▶ **Assignment**:
Every line of the entries below that includes "this" belongs in the answer, copied as written.

[Website and app data records]

^^^^

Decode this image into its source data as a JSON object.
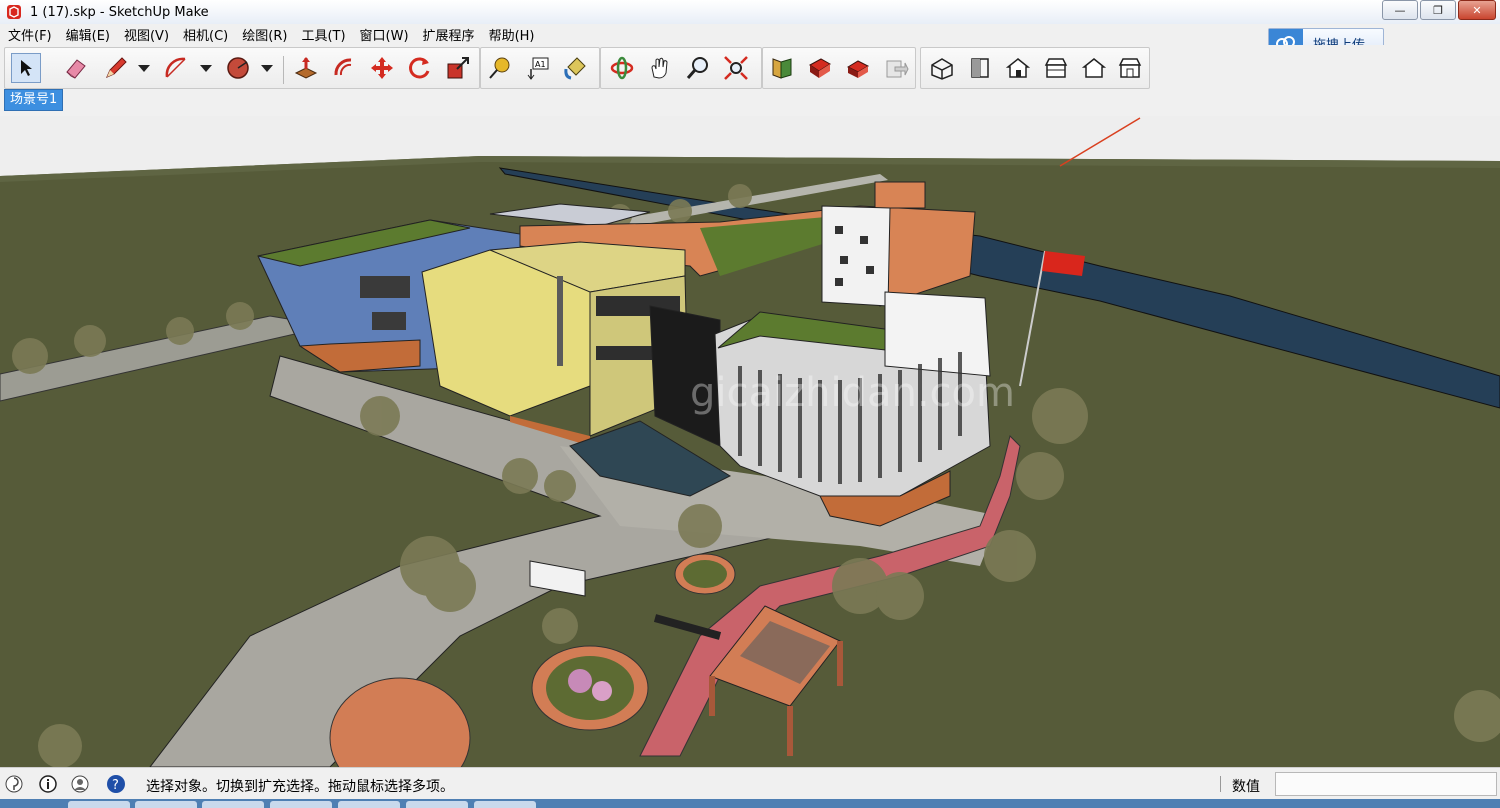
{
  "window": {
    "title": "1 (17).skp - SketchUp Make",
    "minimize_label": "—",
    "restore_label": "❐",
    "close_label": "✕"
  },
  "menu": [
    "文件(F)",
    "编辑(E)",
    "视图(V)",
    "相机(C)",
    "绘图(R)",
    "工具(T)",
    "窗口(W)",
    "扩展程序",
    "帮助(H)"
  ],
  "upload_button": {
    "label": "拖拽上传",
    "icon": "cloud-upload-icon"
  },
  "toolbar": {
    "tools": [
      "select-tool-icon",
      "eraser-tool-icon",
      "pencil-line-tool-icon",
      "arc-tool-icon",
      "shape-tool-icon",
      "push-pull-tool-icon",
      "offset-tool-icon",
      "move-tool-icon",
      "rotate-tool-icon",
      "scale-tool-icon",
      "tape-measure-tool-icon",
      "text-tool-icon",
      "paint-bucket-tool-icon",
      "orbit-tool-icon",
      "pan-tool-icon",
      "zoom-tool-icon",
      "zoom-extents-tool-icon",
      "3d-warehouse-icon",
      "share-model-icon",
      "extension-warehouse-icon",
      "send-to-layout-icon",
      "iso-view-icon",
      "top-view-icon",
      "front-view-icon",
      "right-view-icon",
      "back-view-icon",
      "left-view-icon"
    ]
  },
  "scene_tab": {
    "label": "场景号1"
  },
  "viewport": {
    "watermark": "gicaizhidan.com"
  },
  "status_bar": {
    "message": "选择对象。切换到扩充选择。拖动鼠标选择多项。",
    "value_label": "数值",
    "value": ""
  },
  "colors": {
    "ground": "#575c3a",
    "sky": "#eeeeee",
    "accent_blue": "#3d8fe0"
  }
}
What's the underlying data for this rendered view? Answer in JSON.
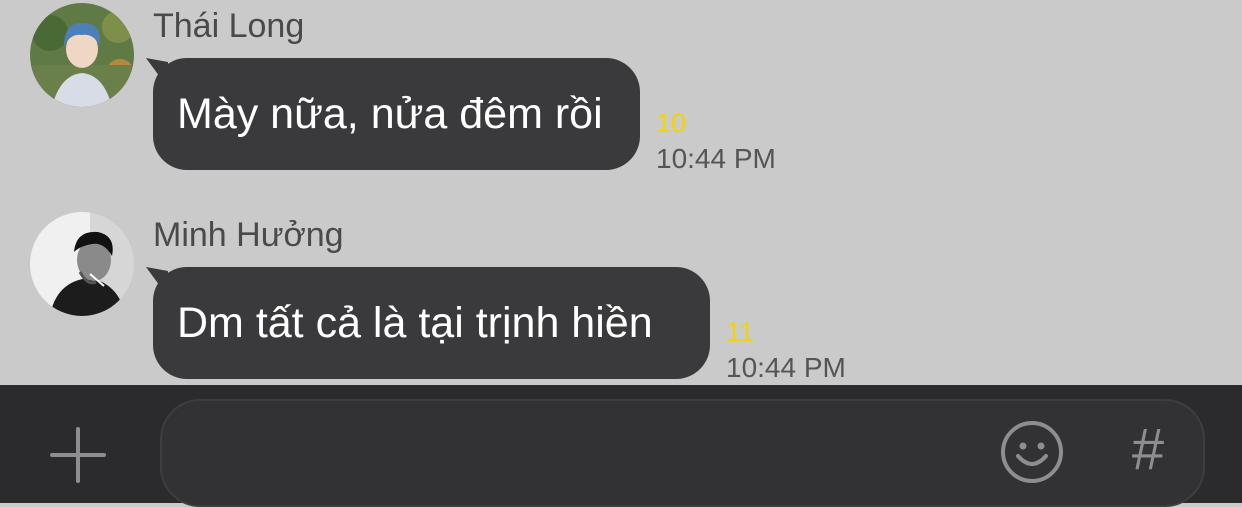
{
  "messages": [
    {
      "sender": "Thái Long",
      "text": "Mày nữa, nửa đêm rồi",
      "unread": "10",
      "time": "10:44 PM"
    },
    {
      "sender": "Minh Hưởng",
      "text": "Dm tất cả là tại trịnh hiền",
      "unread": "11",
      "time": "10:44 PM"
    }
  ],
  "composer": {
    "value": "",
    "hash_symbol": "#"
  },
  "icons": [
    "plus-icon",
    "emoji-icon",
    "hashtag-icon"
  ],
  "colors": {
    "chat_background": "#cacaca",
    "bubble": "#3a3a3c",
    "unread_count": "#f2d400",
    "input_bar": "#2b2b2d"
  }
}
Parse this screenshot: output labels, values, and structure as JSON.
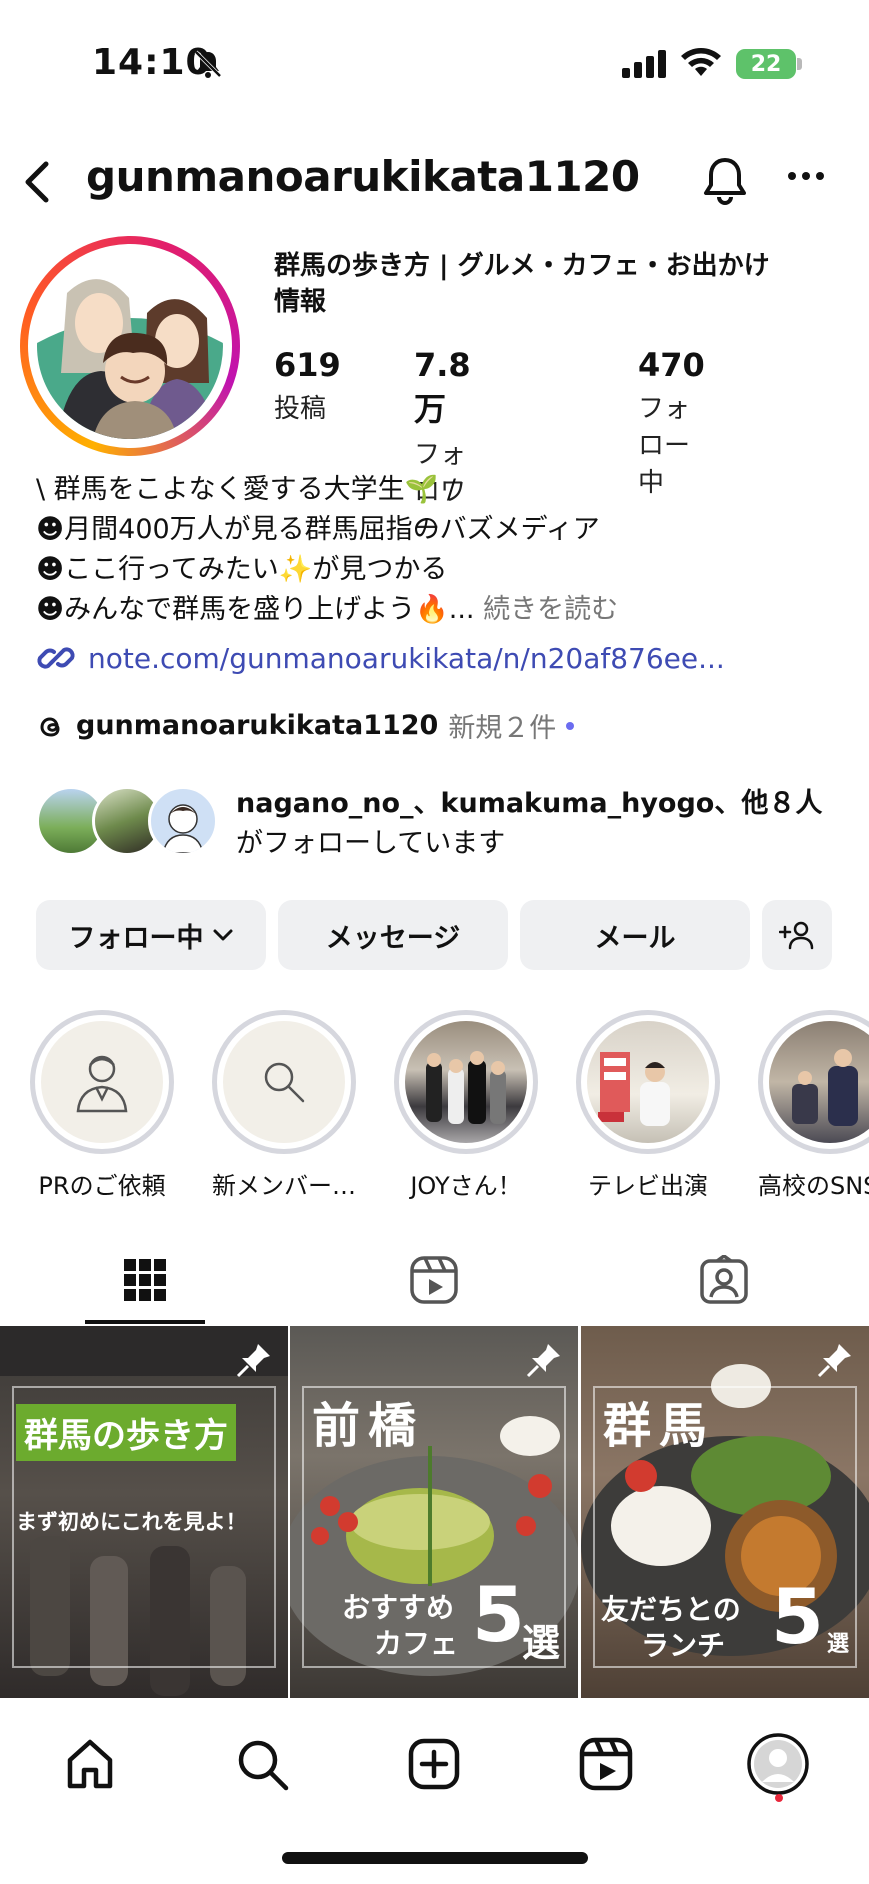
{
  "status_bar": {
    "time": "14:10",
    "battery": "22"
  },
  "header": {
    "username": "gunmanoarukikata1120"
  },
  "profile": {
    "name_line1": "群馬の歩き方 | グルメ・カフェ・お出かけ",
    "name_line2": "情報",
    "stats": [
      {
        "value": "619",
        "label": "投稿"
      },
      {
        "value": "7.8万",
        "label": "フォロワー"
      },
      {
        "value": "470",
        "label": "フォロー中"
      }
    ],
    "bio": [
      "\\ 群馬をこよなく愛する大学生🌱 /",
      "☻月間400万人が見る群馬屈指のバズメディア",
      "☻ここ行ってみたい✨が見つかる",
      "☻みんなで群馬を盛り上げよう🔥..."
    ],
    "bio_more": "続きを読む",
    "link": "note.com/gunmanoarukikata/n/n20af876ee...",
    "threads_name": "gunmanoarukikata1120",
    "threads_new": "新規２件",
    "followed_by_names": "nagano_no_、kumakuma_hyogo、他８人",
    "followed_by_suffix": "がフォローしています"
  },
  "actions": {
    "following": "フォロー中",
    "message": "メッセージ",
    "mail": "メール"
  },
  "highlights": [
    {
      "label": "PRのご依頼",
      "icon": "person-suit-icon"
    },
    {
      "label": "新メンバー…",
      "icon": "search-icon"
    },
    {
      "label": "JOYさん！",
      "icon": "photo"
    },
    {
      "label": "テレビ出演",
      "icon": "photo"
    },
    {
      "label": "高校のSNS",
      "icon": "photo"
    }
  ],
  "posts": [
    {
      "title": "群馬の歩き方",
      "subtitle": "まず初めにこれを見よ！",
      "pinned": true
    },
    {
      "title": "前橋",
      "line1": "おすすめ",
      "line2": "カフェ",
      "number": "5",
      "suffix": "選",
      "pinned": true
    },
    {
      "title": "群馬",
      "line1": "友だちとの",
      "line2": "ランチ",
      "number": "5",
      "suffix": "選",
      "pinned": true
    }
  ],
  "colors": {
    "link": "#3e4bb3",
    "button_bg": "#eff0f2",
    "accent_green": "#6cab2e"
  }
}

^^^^

▶ **Reply**:
Decode this image into its source data as a JSON object.
What's the underlying data for this rendered view? Answer in JSON.
Parse this screenshot: output labels, values, and structure as JSON.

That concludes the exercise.